woman who read too much 2The Woman Who Read Too Much, (TWWRTM) by Bahiyyih Nakhjavani, was a book I picked off my to-be-read (TBR) shelf at random.  The sand coloured cover told me nothing, how I wish the British publisher had opted for something like this. I could not remember knowing anything of the author or the title, yet at some point I’d decided that this novel would be worth spending time with.

My TBR shelf is not a guaranteed source of delightful writing, is anyone’s? But this one delivered.  The story is told in four books, Mother, Wife, Sister and Daughter. Each describes the events leading to the death of Tahirih Qurratu’l-Ayn, ‘the poetess of Qazvin’, in 1852.  It spans the period between two assassination attempts on The Shah of Persia, Nasiru’d-Din, in 1852 and 1896.  Both key events are described in the first few pages, and form a recurring reference point.

After that, it’s a question of keeping your wits about you as we jump backwards and forwards through time, with a cast of characters who, on first acquaintance, don’t seem attractive.  The poetess is a phantom, for a large part of the novel.  Other characters hate her, fear her, love her, spread gossip and rumours about her exploits, and in doing so, demonstrate why she was so controversial.

Nakhjavani says the book was written to ‘tell the unrecorded stories of mothers daughters, sisters, and wives in nineteenth-century Iran.’ It is a story about power and dynasty, and builds outwards from the palace through the households of key political figures.

From the first scene, when the Shah dies in the lap of an old beggar woman ‘notorious for her lies and her deformities‘, while visiting his wife’s grave, the question about the significance and worthiness of women is raised.

Since it was inconceivable that his majesty should have had traffic with such a creature and would have caused a scandal to arrest her, given the circumstances of his death, they simply kicked her in the ribs and let her go.

It is not just some character’s who grow in this novel, what happens as they grow, is that I learn to look beneath the surface.  Take the mayor’s wife who, seen from the perspective of the Shah’s mother in the first book, has seemed only loud and greedy.  In the following books, we get closer to her.  I love the playfulness of this description from The Book of The Wife:

The Mayor’s Wife was known for her volubility.  Her shrill voice was as familiar as garlic in the mosque, and rendered the veil irrelevant in the bazaar.  Her words drifted over the walls and down the alleys, like the sizzling of kebabs and the smell of fried onions.  Her opinions even penetrated through the palace gates at times, and lingered in the royal anderoun with the persistence of fenugreek.

The food analogies are appropriate, because…

…the Mayor’s Wife was the queen of cuisine as well as gossip, despite her lack of court and clerical connections.  Few had attained the perfection of her pickles, none achieved the orthodoxy of her rice.  Her jams had the consistency of truth, according to connoisseurs, and were the despair of all but the philosophical.  Her conserves, too, were suspended in pure faith, and needed no interpretation.

woman who read too muchThis, without apology, is women’s writing.  It deals with the domestic, observing how, even in a society where their lives are controlled and seem to be completely subservient, they impact on his-story.

As might be expected with such a story, a central theme is education.  What is it?  How does having or not having it impact on lives and events?
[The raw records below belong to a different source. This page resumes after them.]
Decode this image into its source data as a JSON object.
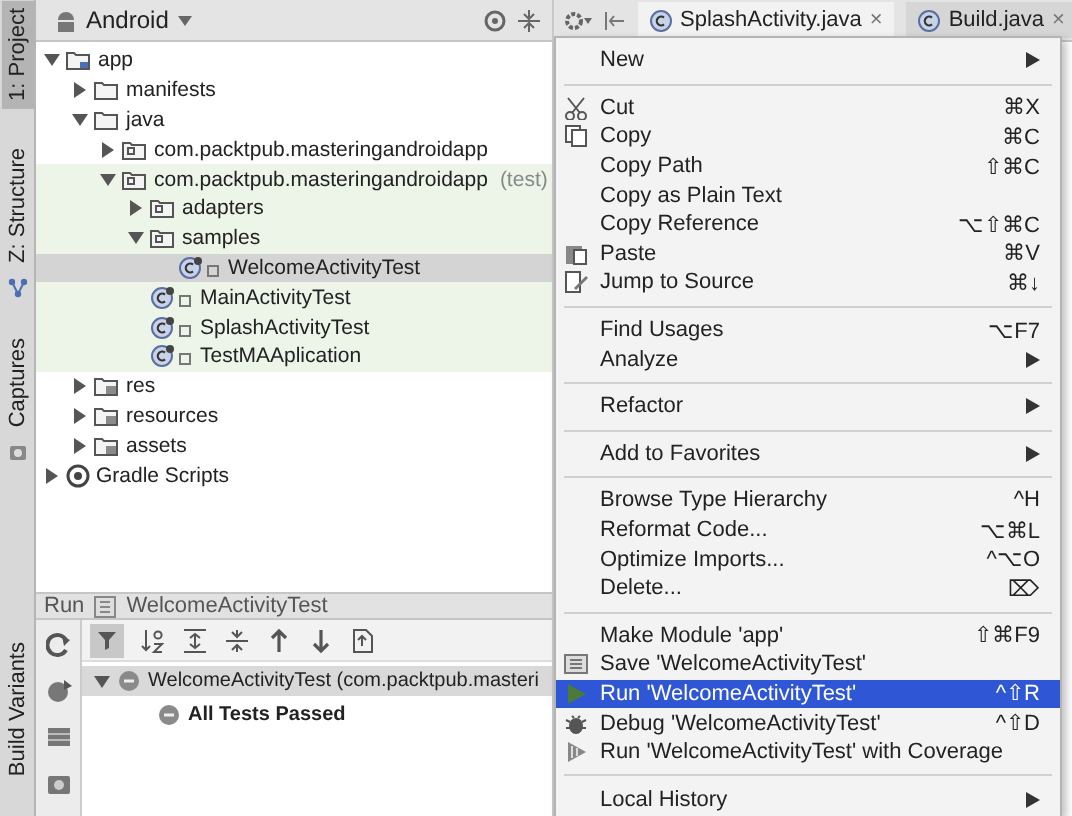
{
  "tool_windows_top": [
    {
      "label": "1: Project",
      "selected": true
    },
    {
      "label": "Z: Structure",
      "selected": false
    },
    {
      "label": "Captures",
      "selected": false
    }
  ],
  "tool_windows_bottom": [
    {
      "label": "Build Variants",
      "selected": false
    }
  ],
  "project_panel": {
    "view": "Android",
    "tree": [
      {
        "label": "app",
        "kind": "module",
        "expanded": true,
        "selected": false,
        "test": false,
        "children": [
          {
            "label": "manifests",
            "kind": "folder",
            "expanded": false,
            "selected": false,
            "test": false
          },
          {
            "label": "java",
            "kind": "folder",
            "expanded": true,
            "selected": false,
            "test": false,
            "children": [
              {
                "label": "com.packtpub.masteringandroidapp",
                "kind": "package",
                "expanded": false,
                "selected": false,
                "test": false
              },
              {
                "label": "com.packtpub.masteringandroidapp",
                "suffix": "(test)",
                "kind": "package",
                "expanded": true,
                "selected": false,
                "test": true,
                "children": [
                  {
                    "label": "adapters",
                    "kind": "package",
                    "expanded": false,
                    "selected": false,
                    "test": true
                  },
                  {
                    "label": "samples",
                    "kind": "package",
                    "expanded": true,
                    "selected": false,
                    "test": true,
                    "children": [
                      {
                        "label": "WelcomeActivityTest",
                        "kind": "class",
                        "selected": true,
                        "test": true
                      }
                    ]
                  },
                  {
                    "label": "MainActivityTest",
                    "kind": "class",
                    "selected": false,
                    "test": true
                  },
                  {
                    "label": "SplashActivityTest",
                    "kind": "class",
                    "selected": false,
                    "test": true
                  },
                  {
                    "label": "TestMAAplication",
                    "kind": "class",
                    "selected": false,
                    "test": true
                  }
                ]
              }
            ]
          },
          {
            "label": "res",
            "kind": "resfolder",
            "expanded": false,
            "selected": false,
            "test": false
          },
          {
            "label": "resources",
            "kind": "resfolder",
            "expanded": false,
            "selected": false,
            "test": false
          },
          {
            "label": "assets",
            "kind": "resfolder",
            "expanded": false,
            "selected": false,
            "test": false
          }
        ]
      },
      {
        "label": "Gradle Scripts",
        "kind": "gradle",
        "expanded": false,
        "selected": false,
        "test": false
      }
    ]
  },
  "editor_tabs": [
    {
      "label": "SplashActivity.java",
      "selected": true,
      "close": "×"
    },
    {
      "label": "Build.java",
      "selected": false,
      "close": "×"
    }
  ],
  "context_menu": {
    "items": [
      {
        "kind": "item",
        "label": "New",
        "submenu": true,
        "selected": false
      },
      {
        "kind": "separator"
      },
      {
        "kind": "item",
        "label": "Cut",
        "shortcut": "⌘X",
        "selected": false
      },
      {
        "kind": "item",
        "label": "Copy",
        "shortcut": "⌘C",
        "selected": false
      },
      {
        "kind": "item",
        "label": "Copy Path",
        "shortcut": "⇧⌘C",
        "selected": false
      },
      {
        "kind": "item",
        "label": "Copy as Plain Text",
        "selected": false
      },
      {
        "kind": "item",
        "label": "Copy Reference",
        "shortcut": "⌥⇧⌘C",
        "selected": false
      },
      {
        "kind": "item",
        "label": "Paste",
        "shortcut": "⌘V",
        "selected": false
      },
      {
        "kind": "item",
        "label": "Jump to Source",
        "shortcut": "⌘↓",
        "selected": false
      },
      {
        "kind": "separator"
      },
      {
        "kind": "item",
        "label": "Find Usages",
        "shortcut": "⌥F7",
        "selected": false
      },
      {
        "kind": "item",
        "label": "Analyze",
        "submenu": true,
        "selected": false
      },
      {
        "kind": "separator"
      },
      {
        "kind": "item",
        "label": "Refactor",
        "submenu": true,
        "selected": false
      },
      {
        "kind": "separator"
      },
      {
        "kind": "item",
        "label": "Add to Favorites",
        "submenu": true,
        "selected": false
      },
      {
        "kind": "separator"
      },
      {
        "kind": "item",
        "label": "Browse Type Hierarchy",
        "shortcut": "^H",
        "selected": false
      },
      {
        "kind": "item",
        "label": "Reformat Code...",
        "shortcut": "⌥⌘L",
        "selected": false
      },
      {
        "kind": "item",
        "label": "Optimize Imports...",
        "shortcut": "^⌥O",
        "selected": false
      },
      {
        "kind": "item",
        "label": "Delete...",
        "shortcut": "⌦",
        "selected": false
      },
      {
        "kind": "separator"
      },
      {
        "kind": "item",
        "label": "Make Module 'app'",
        "shortcut": "⇧⌘F9",
        "selected": false
      },
      {
        "kind": "item",
        "label": "Save 'WelcomeActivityTest'",
        "selected": false
      },
      {
        "kind": "item",
        "label": "Run 'WelcomeActivityTest'",
        "shortcut": "^⇧R",
        "selected": true
      },
      {
        "kind": "item",
        "label": "Debug 'WelcomeActivityTest'",
        "shortcut": "^⇧D",
        "selected": false
      },
      {
        "kind": "item",
        "label": "Run 'WelcomeActivityTest' with Coverage",
        "selected": false
      },
      {
        "kind": "separator"
      },
      {
        "kind": "item",
        "label": "Local History",
        "submenu": true,
        "selected": false
      }
    ]
  },
  "run_panel": {
    "title": "Run",
    "config": "WelcomeActivityTest",
    "results": [
      {
        "label": "WelcomeActivityTest (com.packtpub.masteri",
        "expanded": true,
        "selected": true,
        "children": [
          {
            "label": "All Tests Passed",
            "selected": false
          }
        ]
      }
    ]
  }
}
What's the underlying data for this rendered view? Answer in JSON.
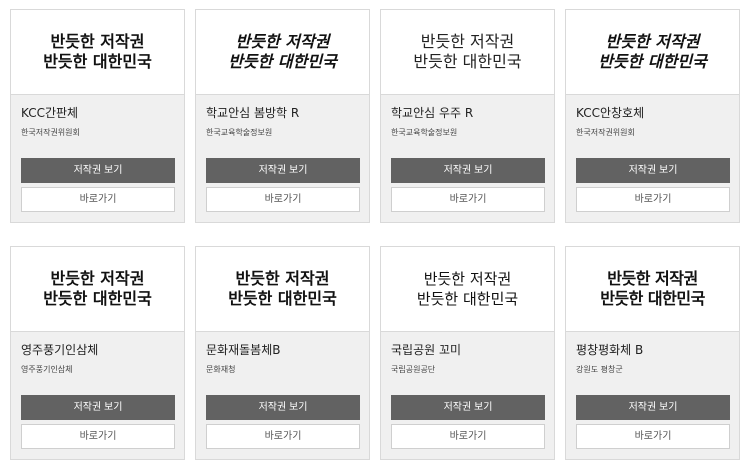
{
  "cards": [
    {
      "preview_line1": "반듯한 저작권",
      "preview_line2": "반듯한 대한민국",
      "name": "KCC간판체",
      "publisher": "한국저작권위원회",
      "copyright_label": "저작권 보기",
      "go_label": "바로가기"
    },
    {
      "preview_line1": "반듯한 저작권",
      "preview_line2": "반듯한 대한민국",
      "name": "학교안심 봄방학 R",
      "publisher": "한국교육학술정보원",
      "copyright_label": "저작권 보기",
      "go_label": "바로가기"
    },
    {
      "preview_line1": "반듯한 저작권",
      "preview_line2": "반듯한 대한민국",
      "name": "학교안심 우주 R",
      "publisher": "한국교육학술정보원",
      "copyright_label": "저작권 보기",
      "go_label": "바로가기"
    },
    {
      "preview_line1": "반듯한 저작권",
      "preview_line2": "반듯한 대한민국",
      "name": "KCC안창호체",
      "publisher": "한국저작권위원회",
      "copyright_label": "저작권 보기",
      "go_label": "바로가기"
    },
    {
      "preview_line1": "반듯한 저작권",
      "preview_line2": "반듯한 대한민국",
      "name": "영주풍기인삼체",
      "publisher": "영주풍기인삼체",
      "copyright_label": "저작권 보기",
      "go_label": "바로가기"
    },
    {
      "preview_line1": "반듯한 저작권",
      "preview_line2": "반듯한 대한민국",
      "name": "문화재돌봄체B",
      "publisher": "문화재청",
      "copyright_label": "저작권 보기",
      "go_label": "바로가기"
    },
    {
      "preview_line1": "반듯한 저작권",
      "preview_line2": "반듯한 대한민국",
      "name": "국립공원 꼬미",
      "publisher": "국립공원공단",
      "copyright_label": "저작권 보기",
      "go_label": "바로가기"
    },
    {
      "preview_line1": "반듯한 저작권",
      "preview_line2": "반듯한 대한민국",
      "name": "평창평화체 B",
      "publisher": "강원도 평창군",
      "copyright_label": "저작권 보기",
      "go_label": "바로가기"
    }
  ],
  "colors": {
    "primary_button": "#626262",
    "card_background": "#f0f0f0",
    "border": "#d9d9d9"
  }
}
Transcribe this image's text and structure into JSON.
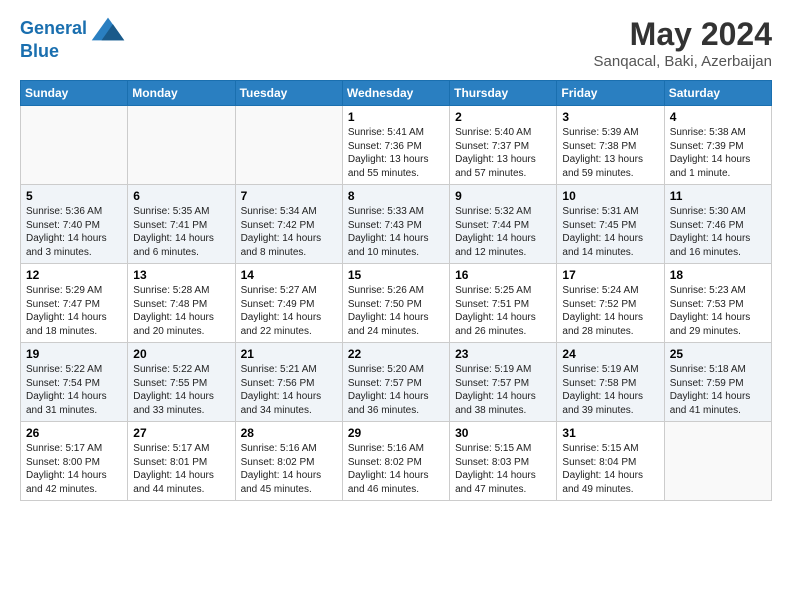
{
  "header": {
    "logo_line1": "General",
    "logo_line2": "Blue",
    "month_year": "May 2024",
    "location": "Sanqacal, Baki, Azerbaijan"
  },
  "days_of_week": [
    "Sunday",
    "Monday",
    "Tuesday",
    "Wednesday",
    "Thursday",
    "Friday",
    "Saturday"
  ],
  "weeks": [
    [
      {
        "day": "",
        "info": ""
      },
      {
        "day": "",
        "info": ""
      },
      {
        "day": "",
        "info": ""
      },
      {
        "day": "1",
        "info": "Sunrise: 5:41 AM\nSunset: 7:36 PM\nDaylight: 13 hours\nand 55 minutes."
      },
      {
        "day": "2",
        "info": "Sunrise: 5:40 AM\nSunset: 7:37 PM\nDaylight: 13 hours\nand 57 minutes."
      },
      {
        "day": "3",
        "info": "Sunrise: 5:39 AM\nSunset: 7:38 PM\nDaylight: 13 hours\nand 59 minutes."
      },
      {
        "day": "4",
        "info": "Sunrise: 5:38 AM\nSunset: 7:39 PM\nDaylight: 14 hours\nand 1 minute."
      }
    ],
    [
      {
        "day": "5",
        "info": "Sunrise: 5:36 AM\nSunset: 7:40 PM\nDaylight: 14 hours\nand 3 minutes."
      },
      {
        "day": "6",
        "info": "Sunrise: 5:35 AM\nSunset: 7:41 PM\nDaylight: 14 hours\nand 6 minutes."
      },
      {
        "day": "7",
        "info": "Sunrise: 5:34 AM\nSunset: 7:42 PM\nDaylight: 14 hours\nand 8 minutes."
      },
      {
        "day": "8",
        "info": "Sunrise: 5:33 AM\nSunset: 7:43 PM\nDaylight: 14 hours\nand 10 minutes."
      },
      {
        "day": "9",
        "info": "Sunrise: 5:32 AM\nSunset: 7:44 PM\nDaylight: 14 hours\nand 12 minutes."
      },
      {
        "day": "10",
        "info": "Sunrise: 5:31 AM\nSunset: 7:45 PM\nDaylight: 14 hours\nand 14 minutes."
      },
      {
        "day": "11",
        "info": "Sunrise: 5:30 AM\nSunset: 7:46 PM\nDaylight: 14 hours\nand 16 minutes."
      }
    ],
    [
      {
        "day": "12",
        "info": "Sunrise: 5:29 AM\nSunset: 7:47 PM\nDaylight: 14 hours\nand 18 minutes."
      },
      {
        "day": "13",
        "info": "Sunrise: 5:28 AM\nSunset: 7:48 PM\nDaylight: 14 hours\nand 20 minutes."
      },
      {
        "day": "14",
        "info": "Sunrise: 5:27 AM\nSunset: 7:49 PM\nDaylight: 14 hours\nand 22 minutes."
      },
      {
        "day": "15",
        "info": "Sunrise: 5:26 AM\nSunset: 7:50 PM\nDaylight: 14 hours\nand 24 minutes."
      },
      {
        "day": "16",
        "info": "Sunrise: 5:25 AM\nSunset: 7:51 PM\nDaylight: 14 hours\nand 26 minutes."
      },
      {
        "day": "17",
        "info": "Sunrise: 5:24 AM\nSunset: 7:52 PM\nDaylight: 14 hours\nand 28 minutes."
      },
      {
        "day": "18",
        "info": "Sunrise: 5:23 AM\nSunset: 7:53 PM\nDaylight: 14 hours\nand 29 minutes."
      }
    ],
    [
      {
        "day": "19",
        "info": "Sunrise: 5:22 AM\nSunset: 7:54 PM\nDaylight: 14 hours\nand 31 minutes."
      },
      {
        "day": "20",
        "info": "Sunrise: 5:22 AM\nSunset: 7:55 PM\nDaylight: 14 hours\nand 33 minutes."
      },
      {
        "day": "21",
        "info": "Sunrise: 5:21 AM\nSunset: 7:56 PM\nDaylight: 14 hours\nand 34 minutes."
      },
      {
        "day": "22",
        "info": "Sunrise: 5:20 AM\nSunset: 7:57 PM\nDaylight: 14 hours\nand 36 minutes."
      },
      {
        "day": "23",
        "info": "Sunrise: 5:19 AM\nSunset: 7:57 PM\nDaylight: 14 hours\nand 38 minutes."
      },
      {
        "day": "24",
        "info": "Sunrise: 5:19 AM\nSunset: 7:58 PM\nDaylight: 14 hours\nand 39 minutes."
      },
      {
        "day": "25",
        "info": "Sunrise: 5:18 AM\nSunset: 7:59 PM\nDaylight: 14 hours\nand 41 minutes."
      }
    ],
    [
      {
        "day": "26",
        "info": "Sunrise: 5:17 AM\nSunset: 8:00 PM\nDaylight: 14 hours\nand 42 minutes."
      },
      {
        "day": "27",
        "info": "Sunrise: 5:17 AM\nSunset: 8:01 PM\nDaylight: 14 hours\nand 44 minutes."
      },
      {
        "day": "28",
        "info": "Sunrise: 5:16 AM\nSunset: 8:02 PM\nDaylight: 14 hours\nand 45 minutes."
      },
      {
        "day": "29",
        "info": "Sunrise: 5:16 AM\nSunset: 8:02 PM\nDaylight: 14 hours\nand 46 minutes."
      },
      {
        "day": "30",
        "info": "Sunrise: 5:15 AM\nSunset: 8:03 PM\nDaylight: 14 hours\nand 47 minutes."
      },
      {
        "day": "31",
        "info": "Sunrise: 5:15 AM\nSunset: 8:04 PM\nDaylight: 14 hours\nand 49 minutes."
      },
      {
        "day": "",
        "info": ""
      }
    ]
  ]
}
This novel that made me think about how much many of us take our access to learning for granted.

It also allowed me access to a society that I otherwise know either from the perspective of news and documentary stories, or through the stories of Sheherazade’s, One Thousand and One nights.  It’s so easy to stay in a rut with my reading.  I must explore more.